#### Materials provided ####

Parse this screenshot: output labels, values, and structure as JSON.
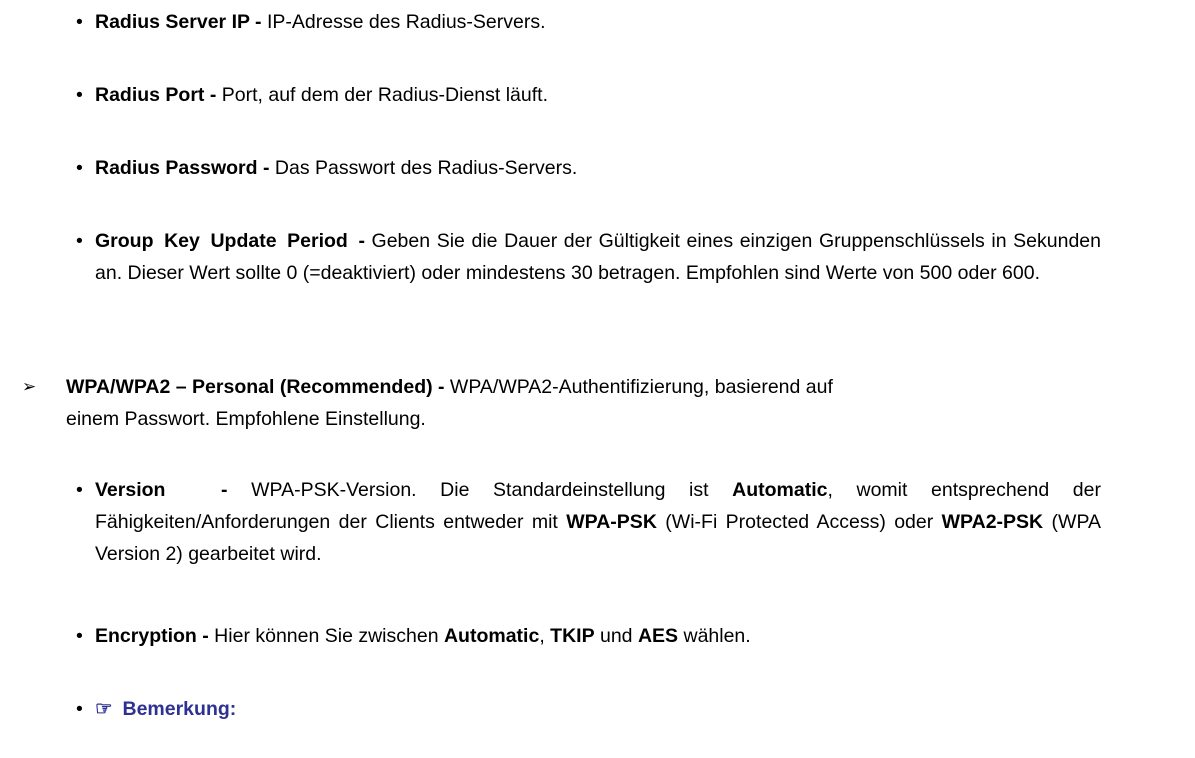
{
  "items": {
    "radius_ip": {
      "label": "Radius Server IP -",
      "text": " IP-Adresse des Radius-Servers."
    },
    "radius_port": {
      "label": "Radius Port -",
      "text": " Port, auf dem der Radius-Dienst läuft."
    },
    "radius_password": {
      "label": "Radius Password -",
      "text": " Das Passwort des Radius-Servers."
    },
    "group_key": {
      "label": "Group Key Update Period -",
      "text": " Geben Sie die Dauer der Gültigkeit eines einzigen Gruppenschlüssels in Sekunden an. Dieser Wert sollte 0 (=deaktiviert) oder mindestens 30 betragen. Empfohlen sind Werte von 500 oder 600."
    },
    "wpa_personal": {
      "label": "WPA/WPA2 – Personal (Recommended) -",
      "text_line1": " WPA/WPA2-Authentifizierung, basierend auf",
      "text_line2": "einem Passwort. Empfohlene Einstellung."
    },
    "version": {
      "label": "Version -",
      "t1": " WPA-PSK-Version. Die Standardeinstellung ist ",
      "b1": "Automatic",
      "t2": ", womit entsprechend der Fähigkeiten/Anforderungen der Clients entweder mit ",
      "b2": "WPA-PSK",
      "t3": " (Wi-Fi Protected Access) oder ",
      "b3": "WPA2-PSK",
      "t4": " (WPA Version 2) gearbeitet wird."
    },
    "encryption": {
      "label": "Encryption -",
      "t1": " Hier können Sie zwischen ",
      "b1": "Automatic",
      "t2": ", ",
      "b2": "TKIP",
      "t3": " und ",
      "b3": "AES",
      "t4": " wählen."
    },
    "note": {
      "icon": "pointing-hand-icon",
      "label": "Bemerkung:"
    }
  },
  "colors": {
    "text": "#000000",
    "note": "#2e3192"
  }
}
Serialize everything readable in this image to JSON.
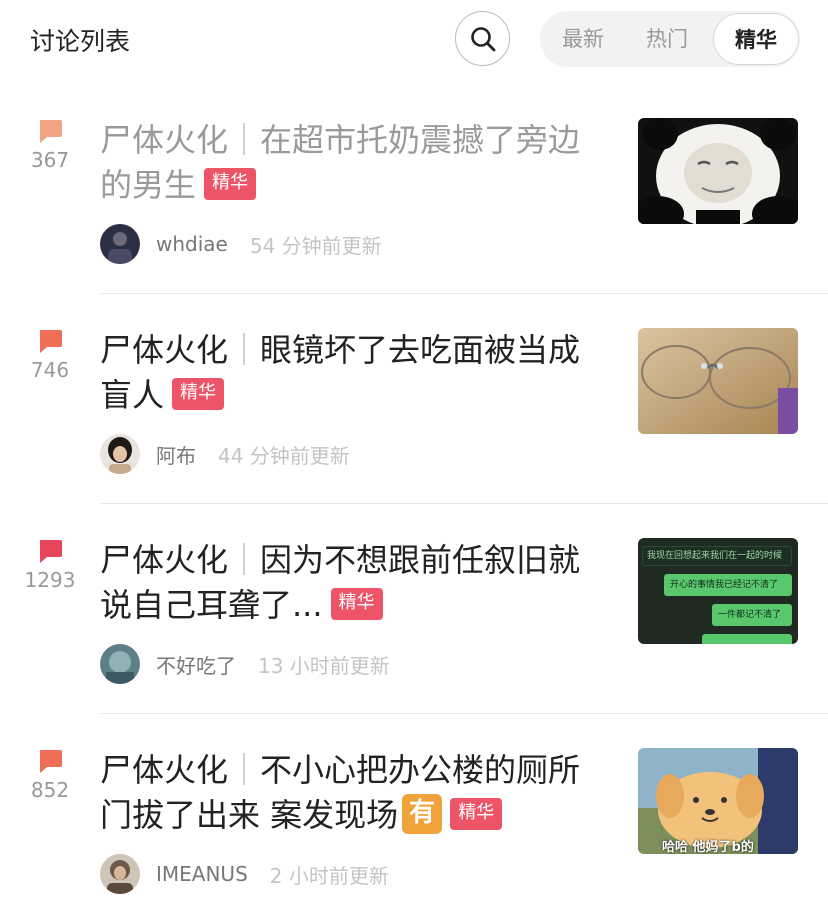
{
  "header": {
    "title": "讨论列表",
    "tabs": [
      "最新",
      "热门",
      "精华"
    ],
    "active_tab": "精华"
  },
  "posts": [
    {
      "count": "367",
      "prefix": "尸体火化",
      "separator": "｜",
      "title": "在超市托奶震撼了旁边的男生",
      "badge": "精华",
      "author": "whdiae",
      "time": "54 分钟前更新",
      "bubble_color": "#f3a483",
      "thumbnail": "panda-meme-image"
    },
    {
      "count": "746",
      "prefix": "尸体火化",
      "separator": "｜",
      "title": "眼镜坏了去吃面被当成盲人",
      "badge": "精华",
      "author": "阿布",
      "time": "44 分钟前更新",
      "bubble_color": "#ee6e58",
      "thumbnail": "broken-glasses-image"
    },
    {
      "count": "1293",
      "prefix": "尸体火化",
      "separator": "｜",
      "title": "因为不想跟前任叙旧就说自己耳聋了...",
      "badge": "精华",
      "author": "不好吃了",
      "time": "13 小时前更新",
      "bubble_color": "#e8455c",
      "thumbnail": "chat-screenshot-image",
      "thumbnail_text": [
        "我现在回想起来我们在一起的时候",
        "开心的事情我已经记不清了",
        "一件都记不清了"
      ]
    },
    {
      "count": "852",
      "prefix": "尸体火化",
      "separator": "｜",
      "title": "不小心把办公楼的厕所门拔了出来 案发现场",
      "you_badge": "有",
      "badge": "精华",
      "author": "IMEANUS",
      "time": "2 小时前更新",
      "bubble_color": "#ee6e58",
      "thumbnail": "cartoon-dog-image",
      "thumbnail_text": [
        "哈哈 他妈了b的"
      ]
    }
  ]
}
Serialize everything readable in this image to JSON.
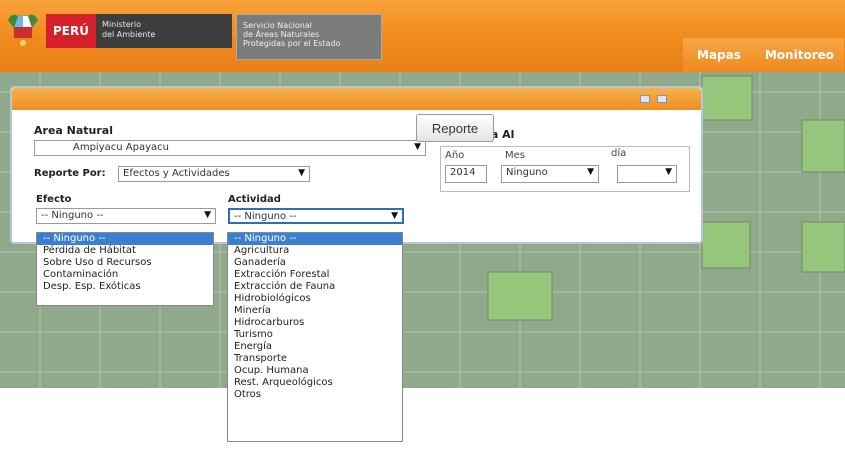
{
  "header": {
    "peru_label": "PERÚ",
    "ministerio_line1": "Ministerio",
    "ministerio_line2": "del Ambiente",
    "sernanp_line1": "Servicio Nacional",
    "sernanp_line2": "de Áreas Naturales",
    "sernanp_line3": "Protegidas por el Estado",
    "nav": [
      "Mapas",
      "Monitoreo"
    ]
  },
  "panel": {
    "area_label": "Area Natural",
    "area_value": "Ampiyacu Apayacu",
    "reporte_por_label": "Reporte Por:",
    "reporte_por_value": "Efectos y Actividades",
    "efecto_label": "Efecto",
    "efecto_value": "-- Ninguno --",
    "actividad_label": "Actividad",
    "actividad_value": "-- Ninguno --",
    "fecha_label": "Fecha Al",
    "anio_label": "Año",
    "mes_label": "Mes",
    "dia_label": "día",
    "anio_value": "2014",
    "mes_value": "Ninguno",
    "dia_value": "",
    "reporte_button": "Reporte"
  },
  "efecto_options": [
    "-- Ninguno --",
    "Pérdida de Hábitat",
    "Sobre Uso d Recursos",
    "Contaminación",
    "Desp. Esp. Exóticas"
  ],
  "actividad_options": [
    "-- Ninguno --",
    "Agricultura",
    "Ganadería",
    "Extracción Forestal",
    "Extracción de Fauna",
    "Hidrobiológicos",
    "Minería",
    "Hidrocarburos",
    "Turismo",
    "Energía",
    "Transporte",
    "Ocup. Humana",
    "Rest. Arqueológicos",
    "Otros"
  ],
  "colors": {
    "header_orange": "#f08a1c",
    "map_base": "#8fa98a",
    "map_cell": "#96c57c",
    "selection_blue": "#3b7fd1"
  }
}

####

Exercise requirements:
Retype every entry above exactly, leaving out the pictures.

Response for this exercise:
Parse this screenshot: output labels, values, and structure as JSON.
{
  "items": {
    "radius_ip": {
      "label": "Radius Server IP -",
      "text": " IP-Adresse des Radius-Servers."
    },
    "radius_port": {
      "label": "Radius Port -",
      "text": " Port, auf dem der Radius-Dienst läuft."
    },
    "radius_password": {
      "label": "Radius Password -",
      "text": " Das Passwort des Radius-Servers."
    },
    "group_key": {
      "label": "Group Key Update Period -",
      "text": " Geben Sie die Dauer der Gültigkeit eines einzigen Gruppenschlüssels in Sekunden an. Dieser Wert sollte 0 (=deaktiviert) oder mindestens 30 betragen. Empfohlen sind Werte von 500 oder 600."
    },
    "wpa_personal": {
      "label": "WPA/WPA2 – Personal (Recommended) -",
      "text_line1": " WPA/WPA2-Authentifizierung, basierend auf",
      "text_line2": "einem Passwort. Empfohlene Einstellung."
    },
    "version": {
      "label": "Version -",
      "t1": " WPA-PSK-Version. Die Standardeinstellung ist ",
      "b1": "Automatic",
      "t2": ", womit entsprechend der Fähigkeiten/Anforderungen der Clients entweder mit ",
      "b2": "WPA-PSK",
      "t3": " (Wi-Fi Protected Access) oder ",
      "b3": "WPA2-PSK",
      "t4": " (WPA Version 2) gearbeitet wird."
    },
    "encryption": {
      "label": "Encryption -",
      "t1": " Hier können Sie zwischen ",
      "b1": "Automatic",
      "t2": ", ",
      "b2": "TKIP",
      "t3": " und ",
      "b3": "AES",
      "t4": " wählen."
    },
    "note": {
      "icon": "pointing-hand-icon",
      "label": "Bemerkung:"
    }
  },
  "colors": {
    "text": "#000000",
    "note": "#2e3192"
  }
}
Serialize everything readable in this image to JSON.
{
  "header": {
    "title": "讨论列表",
    "tabs": [
      "最新",
      "热门",
      "精华"
    ],
    "active_tab": "精华"
  },
  "posts": [
    {
      "count": "367",
      "prefix": "尸体火化",
      "separator": "｜",
      "title": "在超市托奶震撼了旁边的男生",
      "badge": "精华",
      "author": "whdiae",
      "time": "54 分钟前更新",
      "bubble_color": "#f3a483",
      "thumbnail": "panda-meme-image"
    },
    {
      "count": "746",
      "prefix": "尸体火化",
      "separator": "｜",
      "title": "眼镜坏了去吃面被当成盲人",
      "badge": "精华",
      "author": "阿布",
      "time": "44 分钟前更新",
      "bubble_color": "#ee6e58",
      "thumbnail": "broken-glasses-image"
    },
    {
      "count": "1293",
      "prefix": "尸体火化",
      "separator": "｜",
      "title": "因为不想跟前任叙旧就说自己耳聋了...",
      "badge": "精华",
      "author": "不好吃了",
      "time": "13 小时前更新",
      "bubble_color": "#e8455c",
      "thumbnail": "chat-screenshot-image",
      "thumbnail_text": [
        "我现在回想起来我们在一起的时候",
        "开心的事情我已经记不清了",
        "一件都记不清了"
      ]
    },
    {
      "count": "852",
      "prefix": "尸体火化",
      "separator": "｜",
      "title": "不小心把办公楼的厕所门拔了出来 案发现场",
      "you_badge": "有",
      "badge": "精华",
      "author": "IMEANUS",
      "time": "2 小时前更新",
      "bubble_color": "#ee6e58",
      "thumbnail": "cartoon-dog-image",
      "thumbnail_text": [
        "哈哈 他妈了b的"
      ]
    }
  ]
}
Serialize everything readable in this image to JSON.
{
  "header": {
    "peru_label": "PERÚ",
    "ministerio_line1": "Ministerio",
    "ministerio_line2": "del Ambiente",
    "sernanp_line1": "Servicio Nacional",
    "sernanp_line2": "de Áreas Naturales",
    "sernanp_line3": "Protegidas por el Estado",
    "nav": [
      "Mapas",
      "Monitoreo"
    ]
  },
  "panel": {
    "area_label": "Area Natural",
    "area_value": "Ampiyacu Apayacu",
    "reporte_por_label": "Reporte Por:",
    "reporte_por_value": "Efectos y Actividades",
    "efecto_label": "Efecto",
    "efecto_value": "-- Ninguno --",
    "actividad_label": "Actividad",
    "actividad_value": "-- Ninguno --",
    "fecha_label": "Fecha Al",
    "anio_label": "Año",
    "mes_label": "Mes",
    "dia_label": "día",
    "anio_value": "2014",
    "mes_value": "Ninguno",
    "dia_value": "",
    "reporte_button": "Reporte"
  },
  "efecto_options": [
    "-- Ninguno --",
    "Pérdida de Hábitat",
    "Sobre Uso d Recursos",
    "Contaminación",
    "Desp. Esp. Exóticas"
  ],
  "actividad_options": [
    "-- Ninguno --",
    "Agricultura",
    "Ganadería",
    "Extracción Forestal",
    "Extracción de Fauna",
    "Hidrobiológicos",
    "Minería",
    "Hidrocarburos",
    "Turismo",
    "Energía",
    "Transporte",
    "Ocup. Humana",
    "Rest. Arqueológicos",
    "Otros"
  ],
  "colors": {
    "header_orange": "#f08a1c",
    "map_base": "#8fa98a",
    "map_cell": "#96c57c",
    "selection_blue": "#3b7fd1"
  }
}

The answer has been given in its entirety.